Larry: Right.

Carl: So, it’s how we do most of our deals.

Larry: That’s great, that’s really good. So, as we’re mincing the time or two already, we’re going to have an upcoming webinar. We don’t have a link for it right now but hopefully by the time you see this, there’ll be a link below this video or on the social media page for this video, but you’ll also be getting emails from us as well. So, Carl, tell us a little bit about what are they going to learn on this webinar that we’re going to do coming up?

Carl: I am going to teach them. I’m going to give them my proprietary 10-step business buying system. It’s in its 26th year, it’s done over 300 transactions, over $52 billion in deals done. A lot of them were big Wall Street type deals but that’s where I cut my teeth. I was able to kind of boil all that down into a very simple 10-stage process, you know, what to do with each step of the way so that the people can model it. I’ll teach people the most important thing when you're doing a deal is deal specification.
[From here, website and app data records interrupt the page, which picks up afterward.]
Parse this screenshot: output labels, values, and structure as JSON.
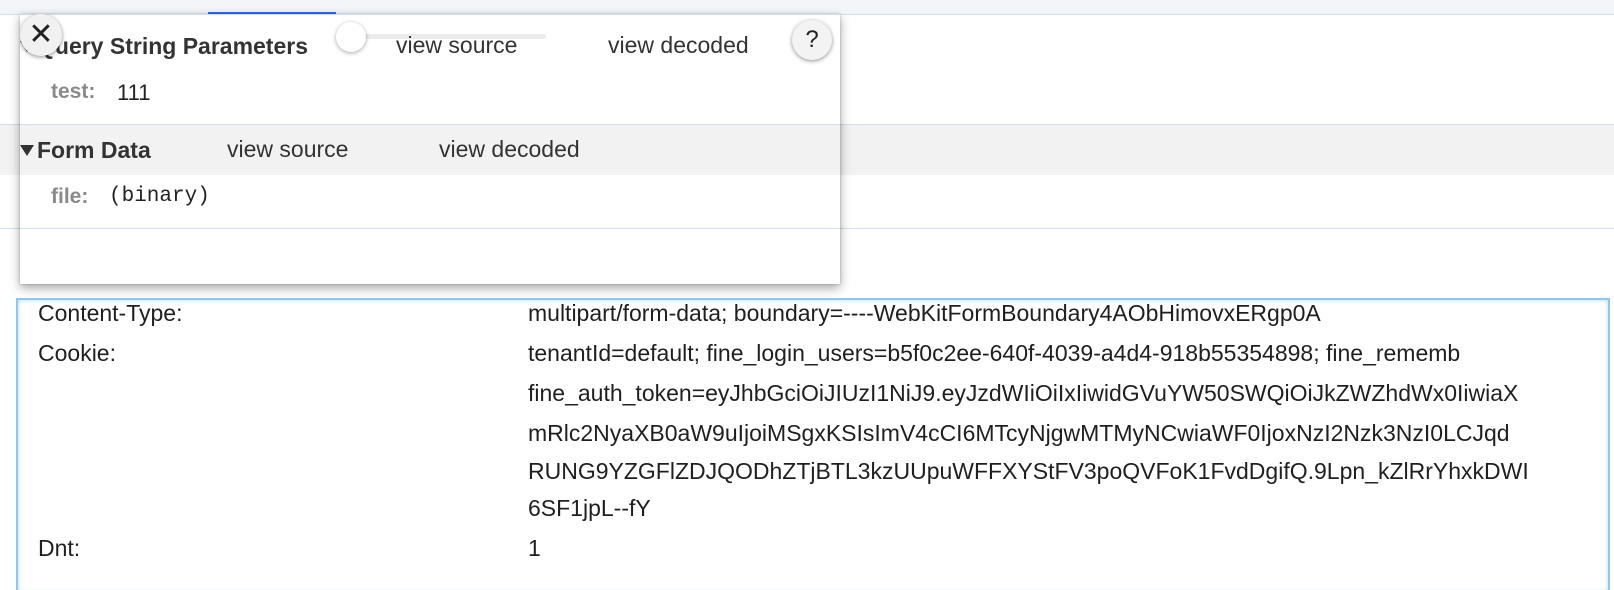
{
  "popup": {
    "query_section": {
      "title": "Query String Parameters",
      "view_source": "view source",
      "view_decoded": "view decoded",
      "params": [
        {
          "key": "test:",
          "value": "111"
        }
      ]
    },
    "form_section": {
      "title": "Form Data",
      "view_source": "view source",
      "view_decoded": "view decoded",
      "params": [
        {
          "key": "file:",
          "value": "(binary)"
        }
      ]
    },
    "close_glyph": "✕",
    "help_glyph": "?"
  },
  "headers": [
    {
      "name": "Content-Type:",
      "value": "multipart/form-data; boundary=----WebKitFormBoundary4AObHimovxERgp0A"
    },
    {
      "name": "Cookie:",
      "lines": [
        "tenantId=default; fine_login_users=b5f0c2ee-640f-4039-a4d4-918b55354898; fine_rememb",
        "fine_auth_token=eyJhbGciOiJIUzI1NiJ9.eyJzdWIiOiIxIiwidGVuYW50SWQiOiJkZWZhdWx0IiwiaX",
        "mRlc2NyaXB0aW9uIjoiMSgxKSIsImV4cCI6MTcyNjgwMTMyNCwiaWF0IjoxNzI2Nzk3NzI0LCJqd",
        "RUNG9YZGFlZDJQODhZTjBTL3kzUUpuWFFXYStFV3poQVFoK1FvdDgifQ.9Lpn_kZlRrYhxkDWI",
        "6SF1jpL--fY"
      ]
    },
    {
      "name": "Dnt:",
      "value": "1"
    }
  ]
}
You know, what and what type of business do you want to buy. Is it something that you know, something that you’re passionate about? Do you want to be the owner-manager or the owner-investor which makes a difference on your location? And then, I’ll teach my deal origination methods and show you how to prepare for a first seller meeting once you get an opportunity, how the numbers work. You know, people think… this is what’s so funny. People think to do these types of deals you’ve got to come from Wall Street or you've got to have an MBA from Harvard. You know, I got all that stuff. But doing these deals it's like high school math. If you can add or multiply by 3, you can do these deals and, you know, let’s talk about where the financing is for all these deals and then I’ll even teach people how you can go and find, it’s what we call contingent fee advisers. So, once you've got a deal and it needs transacting and papering, I’ll show you how I can get an attorney and a CPA to do that transactional work for you but then you only pay them when you close the deal. So, it takes all the risk, you know, out of actually doing this. So, I’ll teach them my whole system. It takes me about 90 minutes to go through it. So, make sure they’ve got notepads and pens, take a lot of notes. I’m going to go through it pretty quickly but it’s really good stuff. There are a lot of people, hundreds and hundreds of people that have watched the training webinar that I will deliver and they’ve gone away and made some deals.
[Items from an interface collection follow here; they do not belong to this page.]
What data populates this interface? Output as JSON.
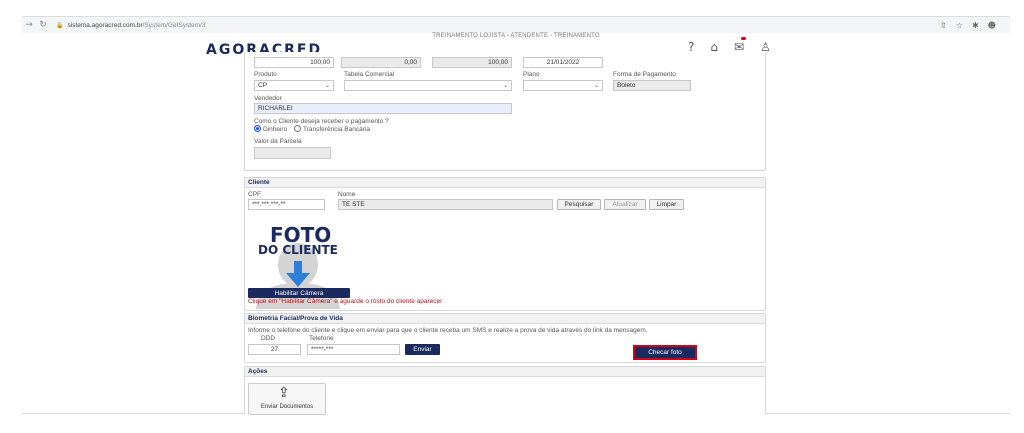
{
  "browser": {
    "url_host": "sistema.agoracred.com.br",
    "url_path": "/System/GetSystem/3"
  },
  "header": {
    "title": "TREINAMENTO LOJISTA - ATENDENTE - TREINAMENTO",
    "logo": "AGORACRED"
  },
  "proposal": {
    "values": [
      "100,00",
      "0,00",
      "100,00"
    ],
    "date": "21/01/2022",
    "produto_label": "Produto",
    "produto_value": "CP",
    "tabela_label": "Tabela Comercial",
    "plano_label": "Plano",
    "forma_label": "Forma de Pagamento",
    "forma_value": "Boleto",
    "vendedor_label": "Vendedor",
    "vendedor_value": "RICHARLEI",
    "question": "Como o Cliente deseja receber o pagamento ?",
    "option_dinheiro": "Dinheiro",
    "option_transferencia": "Transferência Bancária",
    "parcela_label": "Valor da Parcela"
  },
  "cliente": {
    "title": "Cliente",
    "cpf_label": "CPF",
    "cpf_value": "***.***.***-**",
    "nome_label": "Nome",
    "nome_value": "TE STE",
    "pesquisar": "Pesquisar",
    "atualizar": "Atualizar",
    "limpar": "Limpar",
    "photo_title": "FOTO",
    "photo_sub": "DO CLIENTE",
    "camera_button": "Habilitar Câmera",
    "camera_note": "Clique em \"Habilitar Câmera\" e aguarde o rosto do cliente aparecer"
  },
  "biometria": {
    "title": "Biometria Facial/Prova de Vida",
    "instructions": "Informe o telefone do cliente e clique em enviar para que o cliente receba um SMS e realize a prova de vida através do link da mensagem.",
    "ddd_label": "DDD",
    "ddd_value": "27",
    "telefone_label": "Telefone",
    "telefone_value": "*****-***",
    "enviar": "Enviar",
    "checar": "Checar foto"
  },
  "acoes": {
    "title": "Ações",
    "enviar_documentos": "Enviar Documentos"
  },
  "colors": {
    "navy": "#1b2a5e",
    "highlight": "#d0021b",
    "note_red": "#c0101a"
  }
}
Larry: That’s awesome.

Carl: And any other touchpoints from me or anything like that. So, yes, it’s cool. I’m happy to do that.

Larry: That’s great, man. That’s great. I’m looking forward to doing it. We’re going to be sending out an email soon and I know the 90 minutes is going to be phenomenal because I already have a page full of notes right here just from today. So, I’m really excited about that. So, Carl, thank you so much for being on. I really, really appreciate it and I’m looking forward to doing the webinar soon and everything you have to share on that as well. Thank you so much for being on here today.

Carl: Thank you so much for having me, Larry. It’s been a pleasure. Thank you.

Larry: Awesome. Thanks a lot everybody.